  • appeal to boys and girls equally;
  • appeal to indigenous students and non-indigenous students alike;
  • be available to students and teachers regardless of location (rural, metropolitan, remote) or sector (government, independent, Catholic);
  • make the nationally field-tested, highly successful STELR Renewable Energy Program available to more Australian secondary schools; and
  • expand the range of STELR curriculum modules to more broadly cover the science curricula across school years 7-10

The modules will be delivered using iSTELR, the web-based version of STELR that uses the Stile delivery system. Modules will have embedded videos and animations where practical. Stile operates on all platforms including Windows, Apple, iPad, Android tablets and smart phones.

The program aims to address concerns that:

  • Secondary school science and maths participation rates have declined over the past two decades and have settled at a low level;
  • Students do not see the relevance of science to their lives; and
  • Too many science and mathematics teachers are teaching out of field. 

Australia risks falling behind in its global competitiveness unless it can harness technological innovation to boost productivity, create skilled jobs and provide economic, social and environmental benefits. Technological innovation depends on a world-class education system that values science and mathematics.

The Office of the Chief Scientist has reported that a declining percentage of Year 12 students participate in STEM and that 30 per cent of our students score below OECD levels of minimal competency in STEM subjects. Our education system is fragmented – most STEM students are concentrated in schools with a high socio-economic status. In general there is a poor understanding of career opportunities in STEM industries by careers teachers, students and their families.

ISME will develop modules using contexts that will show students that science and maths are highly relevant to their lives. Career profiles and case studies will show study pathways that lead to careers in the relevant industries. Hands-on, inquiry-based activities are proven to engage students. Support materials will be produced that support teachers teaching out of field.

ATSE will lead the development of ISME, including management of new curriculum development, management of the digital content development, equipment production and delivery, and coordinate teacher professional training. ATSE will provide the secretariat services to the Consortium and day- to-day project management. ATSE brings the existing STELR curriculum and STELR equipment supply chain, a network of existing STELR schools, the Stile partnership, expertise and experience in developing and delivering ISME-like programs, corporate sponsors, private benefactors, and the networks and support of the 800 ATSE Fellows.

Southern Cross University is the lead university and will be accountable for the delivery of the overall project. The university participants will:

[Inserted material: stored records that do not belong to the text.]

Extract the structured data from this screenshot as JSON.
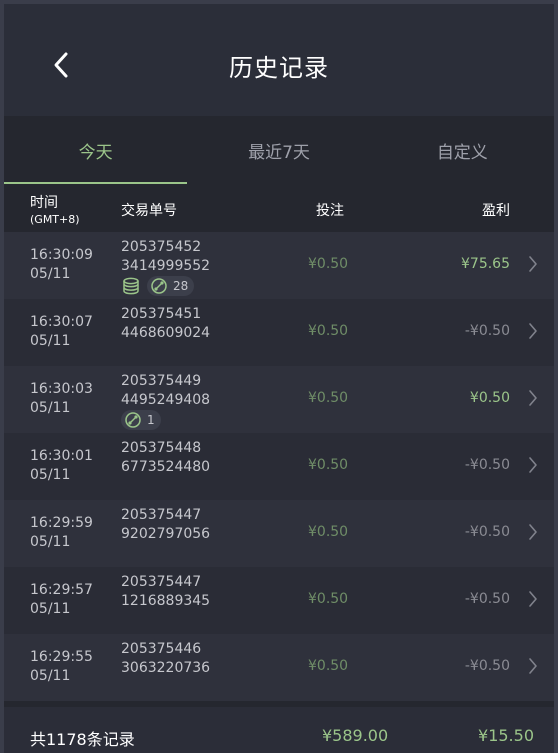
{
  "header": {
    "title": "历史记录"
  },
  "tabs": [
    {
      "label": "今天",
      "active": true
    },
    {
      "label": "最近7天",
      "active": false
    },
    {
      "label": "自定义",
      "active": false
    }
  ],
  "columns": {
    "time": "时间",
    "timezone": "(GMT+8)",
    "id": "交易单号",
    "bet": "投注",
    "profit": "盈利"
  },
  "rows": [
    {
      "time": "16:30:09",
      "date": "05/11",
      "id1": "205375452",
      "id2": "3414999552",
      "bet": "¥0.50",
      "profit": "¥75.65",
      "win": true,
      "coin_badge": true,
      "link_count": "28"
    },
    {
      "time": "16:30:07",
      "date": "05/11",
      "id1": "205375451",
      "id2": "4468609024",
      "bet": "¥0.50",
      "profit": "-¥0.50",
      "win": false
    },
    {
      "time": "16:30:03",
      "date": "05/11",
      "id1": "205375449",
      "id2": "4495249408",
      "bet": "¥0.50",
      "profit": "¥0.50",
      "win": true,
      "link_count": "1"
    },
    {
      "time": "16:30:01",
      "date": "05/11",
      "id1": "205375448",
      "id2": "6773524480",
      "bet": "¥0.50",
      "profit": "-¥0.50",
      "win": false
    },
    {
      "time": "16:29:59",
      "date": "05/11",
      "id1": "205375447",
      "id2": "9202797056",
      "bet": "¥0.50",
      "profit": "-¥0.50",
      "win": false
    },
    {
      "time": "16:29:57",
      "date": "05/11",
      "id1": "205375447",
      "id2": "1216889345",
      "bet": "¥0.50",
      "profit": "-¥0.50",
      "win": false
    },
    {
      "time": "16:29:55",
      "date": "05/11",
      "id1": "205375446",
      "id2": "3063220736",
      "bet": "¥0.50",
      "profit": "-¥0.50",
      "win": false
    }
  ],
  "footer": {
    "count": "共1178条记录",
    "bet_total": "¥589.00",
    "profit_total": "¥15.50"
  },
  "colors": {
    "accent": "#9bc58a",
    "background": "#25272f"
  },
  "icons": {
    "back": "chevron-left-icon",
    "row": "chevron-right-icon",
    "coin": "coin-stack-icon",
    "link": "link-icon"
  }
}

  • Develop curriculum into new areas/disciplines/subjects according to their particular areas of research and teaching expertise;
  • Develop course content and classroom practical/experiment activities which are based on the latest scientific research methods;
  • Provide advice on development of new classroom equipment;
  • Develop teacher professional training for schools in their region; and
  • Develop the model and help provide undergraduate students mentors to schools

Southern Cross University will also provide capability and expertise on sustainability education and environmental geochemistry within the context of water and food security.

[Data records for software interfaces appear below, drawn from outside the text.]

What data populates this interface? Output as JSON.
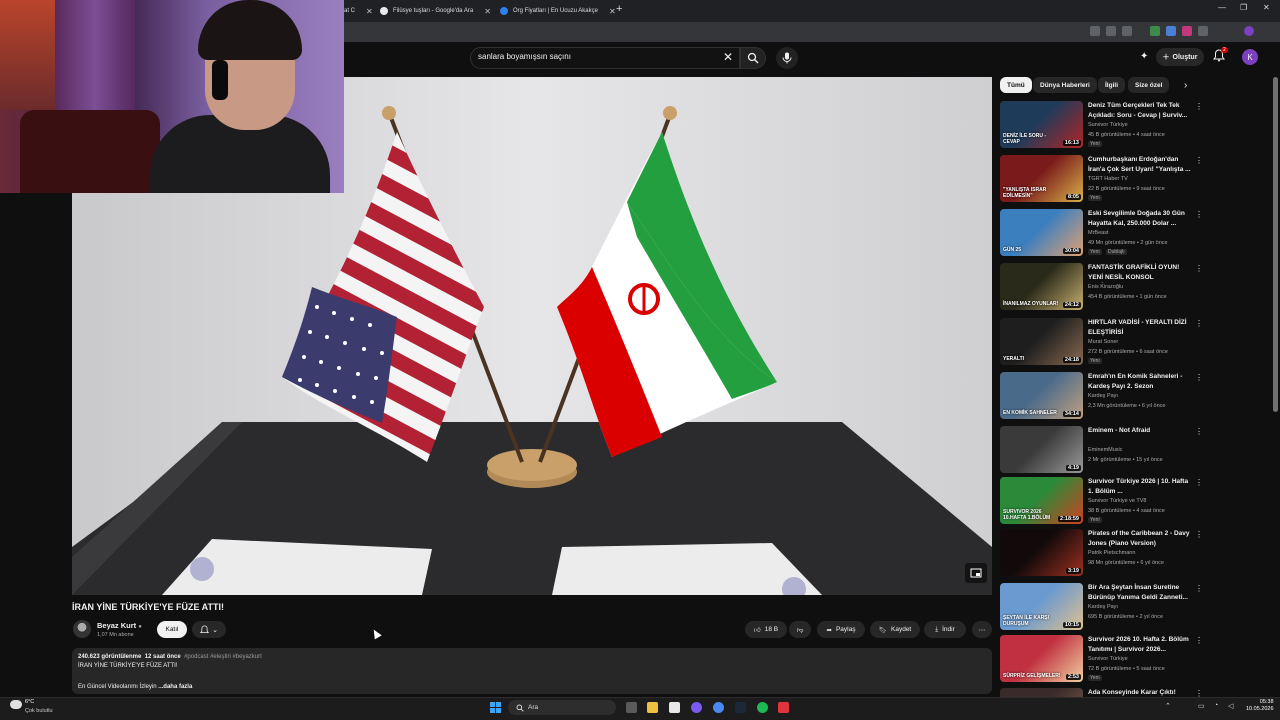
{
  "browser": {
    "tabs": [
      {
        "title": "at C"
      },
      {
        "title": "Filüsye tuşları - Google'da Ara"
      },
      {
        "title": "Org Fiyatları | En Ucuzu Akakçe"
      }
    ],
    "new_tab": "+",
    "window_controls": [
      "—",
      "❐",
      "✕"
    ]
  },
  "masthead": {
    "search_value": "sanlara boyamışsın saçını",
    "create_label": "Oluştur",
    "notification_count": "2",
    "user_initial": "K"
  },
  "video": {
    "title": "İRAN YİNE TÜRKİYE'YE FÜZE ATTI!",
    "channel_name": "Beyaz Kurt",
    "subscribers": "1,07 Mn abone",
    "join_label": "Katıl",
    "likes": "18 B",
    "share_label": "Paylaş",
    "save_label": "Kaydet",
    "download_label": "İndir",
    "views": "240.623 görüntülenme",
    "time_ago": "12 saat önce",
    "hashtags": "#podcast #eleştiri #beyazkurt",
    "desc_line1": "İRAN YİNE TÜRKİYE'YE FÜZE ATTI!",
    "desc_line2": "En Güncel Videolarımı İzleyin",
    "more_label": "...daha fazla"
  },
  "chips": [
    "Tümü",
    "Dünya Haberleri",
    "İlgili",
    "Size özel"
  ],
  "recommendations": [
    {
      "title": "Deniz Tüm Gerçekleri Tek Tek Açıkladı: Soru - Cevap | Surviv...",
      "channel": "Survivor Türkiye",
      "meta": "45 B görüntüleme • 4 saat önce",
      "badge": "Yeni",
      "duration": "16:13",
      "colors": [
        "#1f3b5a",
        "#b32424"
      ]
    },
    {
      "title": "Cumhurbaşkanı Erdoğan'dan İran'a Çok Sert Uyarı! \"Yanlışta ...",
      "channel": "TGRT Haber TV",
      "meta": "22 B görüntüleme • 9 saat önce",
      "badge": "Yeni",
      "duration": "8:05",
      "colors": [
        "#7a1a1a",
        "#d9b24a"
      ]
    },
    {
      "title": "Eski Sevgilimle Doğada 30 Gün Hayatta Kal, 250.000 Dolar ...",
      "channel": "MrBeast",
      "meta": "49 Mn görüntüleme • 2 gün önce",
      "badge": "Yeni",
      "badge2": "Dublajlı",
      "duration": "30:04",
      "colors": [
        "#3b7fbf",
        "#e0a070"
      ]
    },
    {
      "title": "FANTASTİK GRAFİKLİ OYUN! YENİ NESİL KONSOL GELİYOR!...",
      "channel": "Enis Kirazoğlu",
      "meta": "454 B görüntüleme • 1 gün önce",
      "badge": "",
      "duration": "24:12",
      "colors": [
        "#2a2a1a",
        "#c8b070"
      ]
    },
    {
      "title": "HIRTLAR VADİSİ - YERALTI DİZİ ELEŞTİRİSİ",
      "channel": "Murat Soner",
      "meta": "272 B görüntüleme • 6 saat önce",
      "badge": "Yeni",
      "duration": "24:18",
      "colors": [
        "#1e1e1e",
        "#8a6a50"
      ]
    },
    {
      "title": "Emrah'ın En Komik Sahneleri - Kardeş Payı 2. Sezon",
      "channel": "Kardeş Payı",
      "meta": "2,3 Mn görüntüleme • 6 yıl önce",
      "badge": "",
      "duration": "34:14",
      "colors": [
        "#4a6a8a",
        "#c0a080"
      ]
    },
    {
      "title": "Eminem - Not Afraid",
      "channel": "EminemMusic",
      "meta": "2 Mr görüntüleme • 15 yıl önce",
      "badge": "",
      "duration": "4:19",
      "colors": [
        "#3a3a3a",
        "#9a9a9a"
      ]
    },
    {
      "title": "Survivor Türkiye 2026 | 10. Hafta 1. Bölüm ...",
      "channel": "Survivor Türkiye ve TV8",
      "meta": "38 B görüntüleme • 4 saat önce",
      "badge": "Yeni",
      "duration": "2:18:59",
      "colors": [
        "#2a8a3a",
        "#d04020"
      ]
    },
    {
      "title": "Pirates of the Caribbean 2 - Davy Jones (Piano Version)",
      "channel": "Patrik Pietschmann",
      "meta": "98 Mn görüntüleme • 6 yıl önce",
      "badge": "",
      "duration": "3:19",
      "colors": [
        "#120a0a",
        "#a03020"
      ]
    },
    {
      "title": "Bir Ara Şeytan İnsan Suretine Bürünüp Yanıma Geldi Zanneti...",
      "channel": "Kardeş Payı",
      "meta": "695 B görüntüleme • 2 yıl önce",
      "badge": "",
      "duration": "10:15",
      "colors": [
        "#6a9acf",
        "#e0c090"
      ]
    },
    {
      "title": "Survivor 2026 10. Hafta 2. Bölüm Tanıtımı | Survivor 2026...",
      "channel": "Survivor Türkiye",
      "meta": "72 B görüntüleme • 5 saat önce",
      "badge": "Yeni",
      "duration": "2:53",
      "colors": [
        "#c03040",
        "#f0d0a0"
      ]
    },
    {
      "title": "Ada Konseyinde Karar Çıktı!",
      "channel": "",
      "meta": "",
      "badge": "",
      "duration": "",
      "colors": [
        "#3a2a2a",
        "#806050"
      ]
    }
  ],
  "thumb_texts": {
    "r0": "DENİZ İLE SORU - CEVAP",
    "r1": "\"YANLIŞTA ISRAR EDİLMESİN\"",
    "r2": "GÜN 25",
    "r3": "İNANILMAZ OYUNLAR!",
    "r4": "YERALTI",
    "r5": "EN KOMİK SAHNELER",
    "r7": "SURVIVOR 2026 10.HAFTA 1.BÖLÜM",
    "r9": "ŞEYTAN İLE KARŞI DURUŞUM",
    "r10": "SÜRPRİZ GELİŞMELER!"
  },
  "taskbar": {
    "weather_temp": "6°C",
    "weather_desc": "Çok bulutlu",
    "search_label": "Ara",
    "time": "05:38",
    "date": "10.05.2026"
  },
  "colors": {
    "background": "#0f0f0f",
    "chip_bg": "#272727",
    "text": "#f1f1f1",
    "meta": "#aaaaaa",
    "iran_green": "#239f40",
    "iran_red": "#da0000",
    "us_red": "#b22234",
    "us_blue": "#3c3b6e"
  }
}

Charles Darwin University will provide capability and expertise in online course delivery, including rural/remote areas. CDU will adapt materials for use in indigenous communities.

The University of Wollongong will provide expertise in the modules on sustainable housing, human health issues and mathematics curriculum content.

Issued by

Australian Academy of Technological Sciences and Engineering (ATSE) Melbourne


Bill Mackey, Deputy CEO  or (03) 9864 0902 / 0418 923 370Peter Pentland, ATSE STELR Project Manager (03) 9864 0906 / 0424428 330